Interface dataset entries
= = =
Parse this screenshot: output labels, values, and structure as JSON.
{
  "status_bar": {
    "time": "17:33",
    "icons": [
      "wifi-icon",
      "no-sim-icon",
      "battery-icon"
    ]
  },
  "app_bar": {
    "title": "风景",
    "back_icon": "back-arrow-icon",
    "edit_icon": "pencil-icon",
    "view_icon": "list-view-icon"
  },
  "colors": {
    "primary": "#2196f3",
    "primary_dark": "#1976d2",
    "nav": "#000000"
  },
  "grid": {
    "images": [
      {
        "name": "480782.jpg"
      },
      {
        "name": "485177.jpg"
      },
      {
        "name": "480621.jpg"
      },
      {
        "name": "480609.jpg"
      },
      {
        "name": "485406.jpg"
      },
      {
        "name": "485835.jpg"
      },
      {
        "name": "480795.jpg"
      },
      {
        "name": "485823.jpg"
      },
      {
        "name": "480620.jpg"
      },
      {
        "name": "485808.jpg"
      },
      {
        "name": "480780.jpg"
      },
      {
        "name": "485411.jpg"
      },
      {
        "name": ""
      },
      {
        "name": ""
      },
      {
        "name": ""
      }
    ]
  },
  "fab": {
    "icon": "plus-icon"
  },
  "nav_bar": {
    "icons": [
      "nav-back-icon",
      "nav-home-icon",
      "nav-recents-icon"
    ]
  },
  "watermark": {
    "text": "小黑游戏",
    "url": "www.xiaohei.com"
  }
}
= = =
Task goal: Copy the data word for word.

Answer section:
Parse this screenshot: output labels, values, and structure as JSON.
{
  "status_bar": {
    "time": "17:33",
    "icons": [
      "wifi-icon",
      "no-sim-icon",
      "battery-icon"
    ]
  },
  "app_bar": {
    "title": "风景",
    "back_icon": "back-arrow-icon",
    "edit_icon": "pencil-icon",
    "view_icon": "list-view-icon"
  },
  "colors": {
    "primary": "#2196f3",
    "primary_dark": "#1976d2",
    "nav": "#000000"
  },
  "grid": {
    "images": [
      {
        "name": "480782.jpg"
      },
      {
        "name": "485177.jpg"
      },
      {
        "name": "480621.jpg"
      },
      {
        "name": "480609.jpg"
      },
      {
        "name": "485406.jpg"
      },
      {
        "name": "485835.jpg"
      },
      {
        "name": "480795.jpg"
      },
      {
        "name": "485823.jpg"
      },
      {
        "name": "480620.jpg"
      },
      {
        "name": "485808.jpg"
      },
      {
        "name": "480780.jpg"
      },
      {
        "name": "485411.jpg"
      },
      {
        "name": ""
      },
      {
        "name": ""
      },
      {
        "name": ""
      }
    ]
  },
  "fab": {
    "icon": "plus-icon"
  },
  "nav_bar": {
    "icons": [
      "nav-back-icon",
      "nav-home-icon",
      "nav-recents-icon"
    ]
  },
  "watermark": {
    "text": "小黑游戏",
    "url": "www.xiaohei.com"
  }
}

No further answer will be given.